══ Data for review

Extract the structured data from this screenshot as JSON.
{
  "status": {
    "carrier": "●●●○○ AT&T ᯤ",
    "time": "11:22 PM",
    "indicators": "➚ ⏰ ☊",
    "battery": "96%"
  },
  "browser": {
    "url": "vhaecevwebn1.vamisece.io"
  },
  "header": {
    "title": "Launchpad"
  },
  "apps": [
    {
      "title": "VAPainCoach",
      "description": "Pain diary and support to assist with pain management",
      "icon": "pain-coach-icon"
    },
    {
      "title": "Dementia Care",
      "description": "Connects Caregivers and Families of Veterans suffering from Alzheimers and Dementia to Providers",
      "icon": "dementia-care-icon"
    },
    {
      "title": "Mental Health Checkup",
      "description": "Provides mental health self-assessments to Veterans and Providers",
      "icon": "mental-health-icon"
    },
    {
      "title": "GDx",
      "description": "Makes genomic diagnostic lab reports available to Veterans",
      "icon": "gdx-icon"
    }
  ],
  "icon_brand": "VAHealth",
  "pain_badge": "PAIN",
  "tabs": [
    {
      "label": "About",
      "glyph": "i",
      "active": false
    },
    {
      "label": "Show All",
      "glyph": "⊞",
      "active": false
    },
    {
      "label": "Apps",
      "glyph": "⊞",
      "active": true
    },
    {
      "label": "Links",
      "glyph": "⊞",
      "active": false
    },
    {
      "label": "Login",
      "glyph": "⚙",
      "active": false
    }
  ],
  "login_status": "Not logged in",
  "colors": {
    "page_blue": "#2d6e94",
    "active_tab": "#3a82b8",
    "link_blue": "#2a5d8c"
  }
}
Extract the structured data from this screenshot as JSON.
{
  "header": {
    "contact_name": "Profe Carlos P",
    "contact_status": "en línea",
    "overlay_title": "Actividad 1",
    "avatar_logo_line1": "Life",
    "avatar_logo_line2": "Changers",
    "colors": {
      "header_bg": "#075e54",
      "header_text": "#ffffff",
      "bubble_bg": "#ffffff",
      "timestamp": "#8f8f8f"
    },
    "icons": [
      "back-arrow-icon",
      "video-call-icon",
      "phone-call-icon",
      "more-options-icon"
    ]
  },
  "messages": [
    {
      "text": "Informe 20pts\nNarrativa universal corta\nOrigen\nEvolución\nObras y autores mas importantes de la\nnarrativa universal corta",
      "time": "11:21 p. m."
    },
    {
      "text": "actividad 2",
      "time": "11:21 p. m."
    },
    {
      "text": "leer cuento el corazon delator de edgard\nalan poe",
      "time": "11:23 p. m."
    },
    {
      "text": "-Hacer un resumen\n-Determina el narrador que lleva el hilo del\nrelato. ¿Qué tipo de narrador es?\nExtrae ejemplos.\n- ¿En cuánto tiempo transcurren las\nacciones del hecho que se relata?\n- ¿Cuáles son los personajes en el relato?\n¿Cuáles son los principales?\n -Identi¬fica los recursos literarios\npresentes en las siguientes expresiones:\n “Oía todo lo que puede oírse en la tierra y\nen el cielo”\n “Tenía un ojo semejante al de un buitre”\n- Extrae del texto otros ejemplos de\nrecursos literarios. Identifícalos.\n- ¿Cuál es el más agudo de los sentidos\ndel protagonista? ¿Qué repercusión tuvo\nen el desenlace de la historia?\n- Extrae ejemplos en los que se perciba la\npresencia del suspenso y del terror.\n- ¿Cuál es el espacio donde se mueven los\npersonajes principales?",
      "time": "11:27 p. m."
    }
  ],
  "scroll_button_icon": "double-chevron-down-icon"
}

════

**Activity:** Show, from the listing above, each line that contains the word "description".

**Response:**
      "description": "Pain diary and support to assist with pain management",
      "description": "Connects Caregivers and Families of Veterans suffering from Alzheimers and Dementia to Providers",
      "description": "Provides mental health self-assessments to Veterans and Providers",
      "description": "Makes genomic diagnostic lab reports available to Veterans",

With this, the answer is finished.